Apropos of nothing, when I was in university, I worked a job driving radioactive waste generated by the labs around. We had a lot of fun playing with the counter and discovering latent radioactivity in lots of things, like bricks, eg.

[I have found this visualization of a radioactive material (uranium) helped me understand radiation more easily than many descriptions I read alone.](https://youtu.be/ZiscokCGOhs) The description of the video does a great job to explain the visualization in detail, I would recommend reading it fully. To crudely summarize what they have done is take a radioactive material and put it inside of a sealed box containing liquid alcohol and chilled to -40C. As a result ionizing particles and any traveling particles will leave a trail of condensing vapor behind them and allow these previously invisible radioactive particles to be seen by the naked eye. Note there are many different types of radioactive particles that have been observed to have different effects on cells and biology. Depending on what a Geiger meter is looking for (many can be set to measure different types of radioactive particles by using different filters over the sensor area) they are designed to make a noise when one of these particles hits a screen or sensor, and count these interactions over a period of time to give a reading of “radioactivity”. These particles can cause cellular damage to life when they collide directly with cells which isn’t likely but if you are exposed repeatedly or to a high dose of radiation, the odds of damage occurring increase.

P.S. if you watch closely you will occasionally see a trail from a particle that does not originate from the radioactive source.

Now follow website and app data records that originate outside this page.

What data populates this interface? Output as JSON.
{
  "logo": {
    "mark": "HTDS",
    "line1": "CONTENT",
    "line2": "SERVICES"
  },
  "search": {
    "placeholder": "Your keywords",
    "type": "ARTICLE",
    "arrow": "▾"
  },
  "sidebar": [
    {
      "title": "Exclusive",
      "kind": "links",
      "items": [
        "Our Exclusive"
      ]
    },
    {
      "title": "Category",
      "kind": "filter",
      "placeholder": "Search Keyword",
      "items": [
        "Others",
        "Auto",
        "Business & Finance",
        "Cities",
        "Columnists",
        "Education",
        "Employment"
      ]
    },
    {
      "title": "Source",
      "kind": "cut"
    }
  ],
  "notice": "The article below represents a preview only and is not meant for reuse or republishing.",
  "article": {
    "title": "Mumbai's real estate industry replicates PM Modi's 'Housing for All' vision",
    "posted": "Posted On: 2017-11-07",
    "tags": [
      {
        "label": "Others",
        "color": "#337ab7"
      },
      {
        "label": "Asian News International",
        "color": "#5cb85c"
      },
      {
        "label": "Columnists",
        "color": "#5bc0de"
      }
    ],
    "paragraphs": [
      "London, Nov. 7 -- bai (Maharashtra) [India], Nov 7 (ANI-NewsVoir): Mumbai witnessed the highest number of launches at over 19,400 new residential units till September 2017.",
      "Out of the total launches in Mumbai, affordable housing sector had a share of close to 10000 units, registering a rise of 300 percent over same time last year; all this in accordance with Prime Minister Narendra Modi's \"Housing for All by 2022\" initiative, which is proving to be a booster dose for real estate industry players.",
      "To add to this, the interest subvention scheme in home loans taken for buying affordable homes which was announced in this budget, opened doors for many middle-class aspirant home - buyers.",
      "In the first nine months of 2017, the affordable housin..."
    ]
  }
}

What you are seeing here is typically atmospheric or “background” radiation.

Also apologies for spelling in grammar and simplifications, editing to note I wrote this on my mobile so any corrections or additions are welcome!

It depends on what unit it is. The unit for dose is Sievert (Sv).

1 Sv is very serious and could kill you. 10 Sv is a death sentence.

Typical background dose is around 0.1 µSv/h or less. Which is like a hundreth millionth fraction of a lethal dose, *per hour*. So essentially harmless.

Likewise, 1.5 and 2.0 µSv/h are essentially harmless, but the increased dose rate could indicate the presence of some radioactive substance, which might warrant further investigation.

If exposed during a short time, you could crank it up to 1000s of µSv/h and there wouldn’t be any measurable effect on your body. However such high numbers would be worrisome if for example it was at your workplace or in your home, and you would be constantly exposed for months or years. Then you would be likely to eventually contract leukemia.

Also small note: a Geiger counter/meter measures activity. A dosimeter measures dose.

That little grainy clicking sound you hear are *subatomic particles slamming into a rod in the Geiger counter and producing a crackling like a spark or lightning bolt.*

The counter measures ionizing radiation. What makes something a radioactive material is that over time, it’s atoms break down and emit subatomic particles (like alpha or beta particles) as super high energy. These particles can “ionize” things they slam into — knocking an election free. The Geiger counter contains a high voltage spark gap and a gas that is easily ionized. When a particle slams into the gas and knocks an electron free, that free electron and the resulting ion (an atom missing an electron) slam into other gas particles and set of a chain reaction of ionization carrying current across that spark gap — something like a lightning bolt cracking through the atmosphere.

This same ionizing process (knocking free an electron) can happen in your skin or deeper organs when exposed to ionizing radiation. Like the gas in the Geiger counter, DNA is also easily ionized. If enough electrons get knocked out of your DNA, it can deform, mutate, or destroy the DNA. The body has ways of correcting this kind of damage (it’s somewhat similar to a sunburn).

But if there is enough of it, your body cannot fix the damage and you essentially end up without the ability to make new proteins of fix your cells. This is called severe acute radiation poisoning.